▼
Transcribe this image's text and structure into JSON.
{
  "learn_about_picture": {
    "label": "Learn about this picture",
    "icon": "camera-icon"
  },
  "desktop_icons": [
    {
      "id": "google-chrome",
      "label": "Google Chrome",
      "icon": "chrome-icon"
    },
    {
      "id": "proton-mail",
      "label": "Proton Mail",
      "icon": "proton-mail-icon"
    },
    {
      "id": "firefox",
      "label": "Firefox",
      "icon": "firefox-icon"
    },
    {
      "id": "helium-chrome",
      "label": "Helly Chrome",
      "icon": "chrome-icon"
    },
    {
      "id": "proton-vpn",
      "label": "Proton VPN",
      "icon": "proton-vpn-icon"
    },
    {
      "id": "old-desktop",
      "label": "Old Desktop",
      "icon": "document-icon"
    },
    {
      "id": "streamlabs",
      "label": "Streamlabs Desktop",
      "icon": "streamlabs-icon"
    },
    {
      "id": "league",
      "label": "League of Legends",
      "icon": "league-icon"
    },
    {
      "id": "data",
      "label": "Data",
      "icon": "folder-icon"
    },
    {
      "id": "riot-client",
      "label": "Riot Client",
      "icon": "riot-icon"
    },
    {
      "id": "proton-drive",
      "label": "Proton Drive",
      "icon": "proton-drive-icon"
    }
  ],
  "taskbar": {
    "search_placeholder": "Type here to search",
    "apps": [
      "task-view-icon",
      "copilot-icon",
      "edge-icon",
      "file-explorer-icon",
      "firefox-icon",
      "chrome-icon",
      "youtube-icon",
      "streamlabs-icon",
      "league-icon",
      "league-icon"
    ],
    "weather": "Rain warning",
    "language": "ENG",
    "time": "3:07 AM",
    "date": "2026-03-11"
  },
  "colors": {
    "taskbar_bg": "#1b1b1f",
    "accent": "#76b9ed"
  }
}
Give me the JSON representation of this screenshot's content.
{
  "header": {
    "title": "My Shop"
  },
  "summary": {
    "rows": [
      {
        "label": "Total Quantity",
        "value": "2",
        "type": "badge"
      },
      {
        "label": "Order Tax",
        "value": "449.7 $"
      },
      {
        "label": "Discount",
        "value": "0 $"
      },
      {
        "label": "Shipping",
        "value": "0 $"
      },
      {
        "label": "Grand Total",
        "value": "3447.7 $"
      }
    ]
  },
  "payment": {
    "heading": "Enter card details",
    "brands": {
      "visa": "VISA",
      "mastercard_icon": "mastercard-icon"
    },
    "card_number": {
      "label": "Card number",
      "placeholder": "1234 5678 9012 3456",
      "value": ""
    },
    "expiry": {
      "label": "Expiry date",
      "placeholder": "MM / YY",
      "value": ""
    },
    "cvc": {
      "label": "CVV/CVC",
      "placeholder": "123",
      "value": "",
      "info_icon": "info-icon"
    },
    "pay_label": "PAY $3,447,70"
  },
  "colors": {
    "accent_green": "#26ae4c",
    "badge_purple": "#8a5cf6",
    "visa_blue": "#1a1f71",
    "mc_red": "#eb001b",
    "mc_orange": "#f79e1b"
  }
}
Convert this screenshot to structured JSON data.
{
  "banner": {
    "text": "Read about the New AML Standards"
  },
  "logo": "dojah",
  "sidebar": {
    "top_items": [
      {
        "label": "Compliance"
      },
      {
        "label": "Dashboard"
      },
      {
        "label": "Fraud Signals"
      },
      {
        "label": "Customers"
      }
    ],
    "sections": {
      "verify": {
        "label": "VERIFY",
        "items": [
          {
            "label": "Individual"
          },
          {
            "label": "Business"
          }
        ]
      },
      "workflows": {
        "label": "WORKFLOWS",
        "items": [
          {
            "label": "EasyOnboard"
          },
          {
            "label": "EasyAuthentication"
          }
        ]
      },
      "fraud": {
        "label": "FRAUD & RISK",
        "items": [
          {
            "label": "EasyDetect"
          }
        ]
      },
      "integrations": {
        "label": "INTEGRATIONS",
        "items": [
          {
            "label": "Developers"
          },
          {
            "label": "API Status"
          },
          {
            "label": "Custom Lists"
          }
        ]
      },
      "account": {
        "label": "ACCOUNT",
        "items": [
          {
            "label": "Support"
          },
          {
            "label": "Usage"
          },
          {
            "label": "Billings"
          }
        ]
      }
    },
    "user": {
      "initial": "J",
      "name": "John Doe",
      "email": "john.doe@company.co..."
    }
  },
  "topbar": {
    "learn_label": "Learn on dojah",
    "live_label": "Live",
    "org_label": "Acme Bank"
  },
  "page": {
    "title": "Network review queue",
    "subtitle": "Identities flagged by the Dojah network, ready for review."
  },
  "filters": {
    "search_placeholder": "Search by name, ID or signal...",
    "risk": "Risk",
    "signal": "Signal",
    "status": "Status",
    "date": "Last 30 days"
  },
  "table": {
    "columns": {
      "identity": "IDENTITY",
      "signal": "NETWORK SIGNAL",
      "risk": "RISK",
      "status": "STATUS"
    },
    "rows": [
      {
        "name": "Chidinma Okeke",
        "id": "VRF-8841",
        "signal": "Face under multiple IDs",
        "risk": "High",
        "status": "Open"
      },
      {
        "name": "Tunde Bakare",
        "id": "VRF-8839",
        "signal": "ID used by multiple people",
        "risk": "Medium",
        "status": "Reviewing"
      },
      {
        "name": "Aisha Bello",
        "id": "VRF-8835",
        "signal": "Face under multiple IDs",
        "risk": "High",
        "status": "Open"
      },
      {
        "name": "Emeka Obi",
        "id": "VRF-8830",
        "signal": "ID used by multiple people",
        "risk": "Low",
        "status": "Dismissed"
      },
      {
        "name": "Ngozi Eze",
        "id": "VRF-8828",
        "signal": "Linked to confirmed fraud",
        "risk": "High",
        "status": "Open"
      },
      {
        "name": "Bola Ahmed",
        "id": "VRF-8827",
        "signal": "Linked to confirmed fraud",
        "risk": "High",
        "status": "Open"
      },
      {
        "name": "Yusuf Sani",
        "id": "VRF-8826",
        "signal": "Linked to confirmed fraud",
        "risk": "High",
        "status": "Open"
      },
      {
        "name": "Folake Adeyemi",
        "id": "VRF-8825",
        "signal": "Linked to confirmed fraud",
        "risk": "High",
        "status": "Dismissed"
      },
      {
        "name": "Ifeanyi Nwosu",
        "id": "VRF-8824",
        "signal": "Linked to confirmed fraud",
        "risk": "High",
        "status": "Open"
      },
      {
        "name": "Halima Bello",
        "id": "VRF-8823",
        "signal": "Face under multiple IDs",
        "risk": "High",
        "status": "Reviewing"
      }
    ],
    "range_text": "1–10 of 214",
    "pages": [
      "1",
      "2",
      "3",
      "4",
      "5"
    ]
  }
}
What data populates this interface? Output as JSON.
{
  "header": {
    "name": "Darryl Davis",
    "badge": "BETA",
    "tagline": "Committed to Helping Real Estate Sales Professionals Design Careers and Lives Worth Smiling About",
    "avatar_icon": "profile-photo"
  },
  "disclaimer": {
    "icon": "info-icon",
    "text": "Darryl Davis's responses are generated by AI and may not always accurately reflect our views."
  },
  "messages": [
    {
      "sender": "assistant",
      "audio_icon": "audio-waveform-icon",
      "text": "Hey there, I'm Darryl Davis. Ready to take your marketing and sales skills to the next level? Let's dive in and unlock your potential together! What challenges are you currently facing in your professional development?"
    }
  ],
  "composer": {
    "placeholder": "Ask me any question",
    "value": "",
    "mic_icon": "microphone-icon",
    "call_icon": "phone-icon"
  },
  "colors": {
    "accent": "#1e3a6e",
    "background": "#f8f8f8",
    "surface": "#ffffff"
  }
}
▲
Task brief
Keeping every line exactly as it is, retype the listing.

Result of the task
Transcribe this image's text and structure into JSON.
{
  "learn_about_picture": {
    "label": "Learn about this picture",
    "icon": "camera-icon"
  },
  "desktop_icons": [
    {
      "id": "google-chrome",
      "label": "Google Chrome",
      "icon": "chrome-icon"
    },
    {
      "id": "proton-mail",
      "label": "Proton Mail",
      "icon": "proton-mail-icon"
    },
    {
      "id": "firefox",
      "label": "Firefox",
      "icon": "firefox-icon"
    },
    {
      "id": "helium-chrome",
      "label": "Helly Chrome",
      "icon": "chrome-icon"
    },
    {
      "id": "proton-vpn",
      "label": "Proton VPN",
      "icon": "proton-vpn-icon"
    },
    {
      "id": "old-desktop",
      "label": "Old Desktop",
      "icon": "document-icon"
    },
    {
      "id": "streamlabs",
      "label": "Streamlabs Desktop",
      "icon": "streamlabs-icon"
    },
    {
      "id": "league",
      "label": "League of Legends",
      "icon": "league-icon"
    },
    {
      "id": "data",
      "label": "Data",
      "icon": "folder-icon"
    },
    {
      "id": "riot-client",
      "label": "Riot Client",
      "icon": "riot-icon"
    },
    {
      "id": "proton-drive",
      "label": "Proton Drive",
      "icon": "proton-drive-icon"
    }
  ],
  "taskbar": {
    "search_placeholder": "Type here to search",
    "apps": [
      "task-view-icon",
      "copilot-icon",
      "edge-icon",
      "file-explorer-icon",
      "firefox-icon",
      "chrome-icon",
      "youtube-icon",
      "streamlabs-icon",
      "league-icon",
      "league-icon"
    ],
    "weather": "Rain warning",
    "language": "ENG",
    "time": "3:07 AM",
    "date": "2026-03-11"
  },
  "colors": {
    "taskbar_bg": "#1b1b1f",
    "accent": "#76b9ed"
  }
}
Give me the JSON representation of this screenshot's content.
{
  "header": {
    "title": "My Shop"
  },
  "summary": {
    "rows": [
      {
        "label": "Total Quantity",
        "value": "2",
        "type": "badge"
      },
      {
        "label": "Order Tax",
        "value": "449.7 $"
      },
      {
        "label": "Discount",
        "value": "0 $"
      },
      {
        "label": "Shipping",
        "value": "0 $"
      },
      {
        "label": "Grand Total",
        "value": "3447.7 $"
      }
    ]
  },
  "payment": {
    "heading": "Enter card details",
    "brands": {
      "visa": "VISA",
      "mastercard_icon": "mastercard-icon"
    },
    "card_number": {
      "label": "Card number",
      "placeholder": "1234 5678 9012 3456",
      "value": ""
    },
    "expiry": {
      "label": "Expiry date",
      "placeholder": "MM / YY",
      "value": ""
    },
    "cvc": {
      "label": "CVV/CVC",
      "placeholder": "123",
      "value": "",
      "info_icon": "info-icon"
    },
    "pay_label": "PAY $3,447,70"
  },
  "colors": {
    "accent_green": "#26ae4c",
    "badge_purple": "#8a5cf6",
    "visa_blue": "#1a1f71",
    "mc_red": "#eb001b",
    "mc_orange": "#f79e1b"
  }
}
Convert this screenshot to structured JSON data.
{
  "banner": {
    "text": "Read about the New AML Standards"
  },
  "logo": "dojah",
  "sidebar": {
    "top_items": [
      {
        "label": "Compliance"
      },
      {
        "label": "Dashboard"
      },
      {
        "label": "Fraud Signals"
      },
      {
        "label": "Customers"
      }
    ],
    "sections": {
      "verify": {
        "label": "VERIFY",
        "items": [
          {
            "label": "Individual"
          },
          {
            "label": "Business"
          }
        ]
      },
      "workflows": {
        "label": "WORKFLOWS",
        "items": [
          {
            "label": "EasyOnboard"
          },
          {
            "label": "EasyAuthentication"
          }
        ]
      },
      "fraud": {
        "label": "FRAUD & RISK",
        "items": [
          {
            "label": "EasyDetect"
          }
        ]
      },
      "integrations": {
        "label": "INTEGRATIONS",
        "items": [
          {
            "label": "Developers"
          },
          {
            "label": "API Status"
          },
          {
            "label": "Custom Lists"
          }
        ]
      },
      "account": {
        "label": "ACCOUNT",
        "items": [
          {
            "label": "Support"
          },
          {
            "label": "Usage"
          },
          {
            "label": "Billings"
          }
        ]
      }
    },
    "user": {
      "initial": "J",
      "name": "John Doe",
      "email": "john.doe@company.co..."
    }
  },
  "topbar": {
    "learn_label": "Learn on dojah",
    "live_label": "Live",
    "org_label": "Acme Bank"
  },
  "page": {
    "title": "Network review queue",
    "subtitle": "Identities flagged by the Dojah network, ready for review."
  },
  "filters": {
    "search_placeholder": "Search by name, ID or signal...",
    "risk": "Risk",
    "signal": "Signal",
    "status": "Status",
    "date": "Last 30 days"
  },
  "table": {
    "columns": {
      "identity": "IDENTITY",
      "signal": "NETWORK SIGNAL",
      "risk": "RISK",
      "status": "STATUS"
    },
    "rows": [
      {
        "name": "Chidinma Okeke",
        "id": "VRF-8841",
        "signal": "Face under multiple IDs",
        "risk": "High",
        "status": "Open"
      },
      {
        "name": "Tunde Bakare",
        "id": "VRF-8839",
        "signal": "ID used by multiple people",
        "risk": "Medium",
        "status": "Reviewing"
      },
      {
        "name": "Aisha Bello",
        "id": "VRF-8835",
        "signal": "Face under multiple IDs",
        "risk": "High",
        "status": "Open"
      },
      {
        "name": "Emeka Obi",
        "id": "VRF-8830",
        "signal": "ID used by multiple people",
        "risk": "Low",
        "status": "Dismissed"
      },
      {
        "name": "Ngozi Eze",
        "id": "VRF-8828",
        "signal": "Linked to confirmed fraud",
        "risk": "High",
        "status": "Open"
      },
      {
        "name": "Bola Ahmed",
        "id": "VRF-8827",
        "signal": "Linked to confirmed fraud",
        "risk": "High",
        "status": "Open"
      },
      {
        "name": "Yusuf Sani",
        "id": "VRF-8826",
        "signal": "Linked to confirmed fraud",
        "risk": "High",
        "status": "Open"
      },
      {
        "name": "Folake Adeyemi",
        "id": "VRF-8825",
        "signal": "Linked to confirmed fraud",
        "risk": "High",
        "status": "Dismissed"
      },
      {
        "name": "Ifeanyi Nwosu",
        "id": "VRF-8824",
        "signal": "Linked to confirmed fraud",
        "risk": "High",
        "status": "Open"
      },
      {
        "name": "Halima Bello",
        "id": "VRF-8823",
        "signal": "Face under multiple IDs",
        "risk": "High",
        "status": "Reviewing"
      }
    ],
    "range_text": "1–10 of 214",
    "pages": [
      "1",
      "2",
      "3",
      "4",
      "5"
    ]
  }
}
What data populates this interface? Output as JSON.
{
  "header": {
    "name": "Darryl Davis",
    "badge": "BETA",
    "tagline": "Committed to Helping Real Estate Sales Professionals Design Careers and Lives Worth Smiling About",
    "avatar_icon": "profile-photo"
  },
  "disclaimer": {
    "icon": "info-icon",
    "text": "Darryl Davis's responses are generated by AI and may not always accurately reflect our views."
  },
  "messages": [
    {
      "sender": "assistant",
      "audio_icon": "audio-waveform-icon",
      "text": "Hey there, I'm Darryl Davis. Ready to take your marketing and sales skills to the next level? Let's dive in and unlock your potential together! What challenges are you currently facing in your professional development?"
    }
  ],
  "composer": {
    "placeholder": "Ask me any question",
    "value": "",
    "mic_icon": "microphone-icon",
    "call_icon": "phone-icon"
  },
  "colors": {
    "accent": "#1e3a6e",
    "background": "#f8f8f8",
    "surface": "#ffffff"
  }
}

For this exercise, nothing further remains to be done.